Outside the academy, the critical notion of white freedom has influenced much of the Black activism of the past century to the present day. Ida B. Wells, for instance, outlined many of the same connections between freedom and race. In her turn-of-the-century speech “Lynch Law in America,” she rejected a description of lynching as the “sudden outburst” of an “insane mob,” characterizing it instead as “the cool, calculating deliberation of intelligent people who openly avow that there is an ‘unwritten law,’” above and beyond the written law, that allows and even demands violence against Black and Indigenous people, while reserving the freedom-preserving written law for whites.

Half a century later, Aimé Césaire and an ascendant generation of anticolonial activists leveled similar accusations at the French Empire and the broader constellation of Western powers that enabled it, with Césaire writing that the “great thing” he held against such “pseudo-humanism” is that its very concept of human rights is “sordidly racist.”

While Stovall’s account of freedom and race is a compelling one, he might have done more with this deeper critical tradition, if only because so many of its advocates put forth visions of a freedom liberated from the shackles of racism. For example, along with the Caribbean pirates and France’s Marianne, he might have considered how maroon society and the liberated colonies offered alternative conceptions of emancipation. While Stovall provides a thoughtful answer to the question “What does it mean for freedom to be white?,” the reader may also want one to the question “What does it mean for freedom not to be white?”

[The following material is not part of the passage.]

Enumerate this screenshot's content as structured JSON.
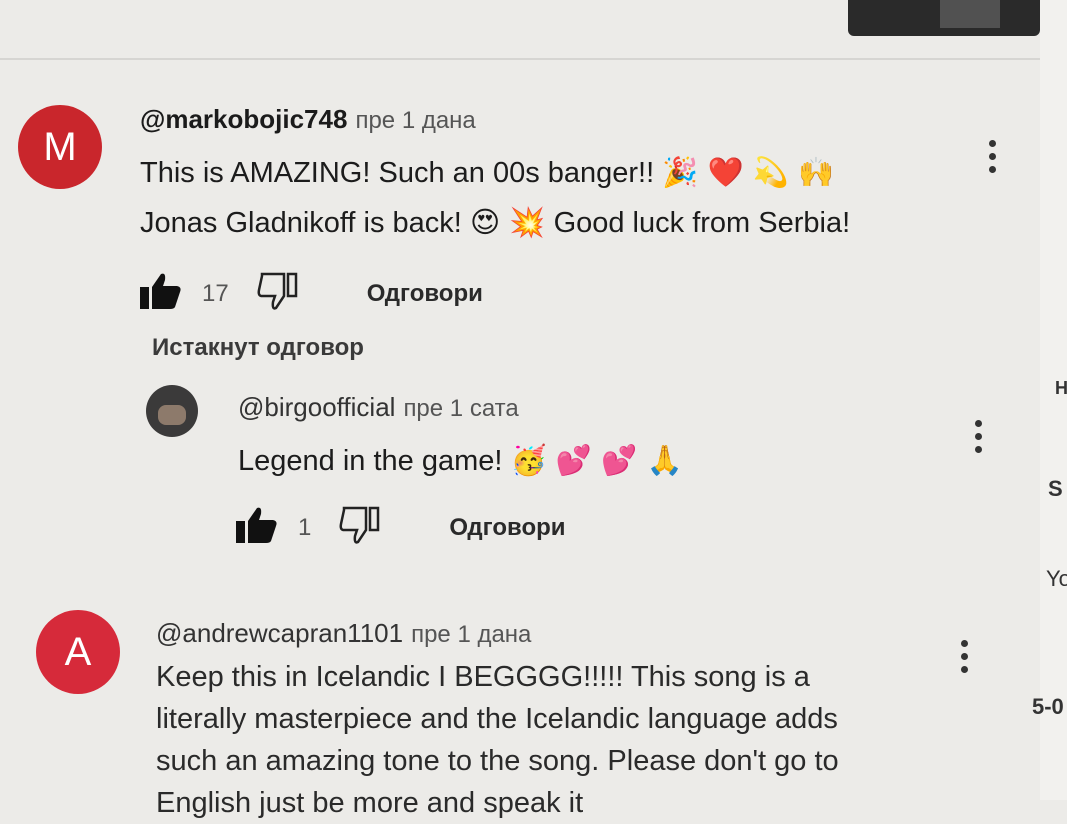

Nonetheless, White Freedom’s strengths resonate far more than its weaknesses. The book is a treasure trove of historical detail, but it’s also written clearly and persuasively, such that the overarching themes of race and freedom consistently ring louder than the minutiae. Its focus also helps Stovall to provide a coherent narrative about a political history of multiple countries spanning multiple centuries. His history of American and French racial politics outside of their domestic sphere is commendable, making these empires accountable for their total domains of control and influence, including their oft-ignored colonial endeavors and effects on global politics.

White Freedom is also a worthy addition to the recent surge of work rethinking the connection between race and other fundamental aspects of our social system, from the discussions of The New York Times’ 1619 Project and critical race theory to leftist debates about racial capitalism. The recent global protests against racism and police violence suggest that these issues may continue to powerfully shape politics for quite some time.

Stovall concludes with a juxtaposition of two US presidents: Ronald Reagan, who demanded in 1987 that the Berlin Wall be torn down in the interest of freedom, and Donald Trump, who demanded—along with the House Freedom Caucus—that the United States build a wall along its border with Mexico. In both cases, “freedom” represented a specific vision: a social order dominated by the United States. Reagan’s speech called for the dismantling of the Soviet Union and the rise of a new world order of unregulated capitalism upon which white freedom was built. In the ensuing era of unchallenged capitalism, Trump sought to build a wall that would free Americans from the burden of sharing their zones of wealth and domination with the Global South.

White freedom, Stovall reminds us, has a history, but it is no mere historical idea: Its defenders inherit a balance of power and the political advantages that centuries of white freedom have helped shape. But we inheritors of a different legacy—the efforts of those who forced white freedom into key retreats over the past centuries, thereby increasing the political freedoms of most of the people on this planet—are also alive and well. As the late Nipsey Hussle once said, “You build walls, we gon prolly dig holes.”

Ad Policy
x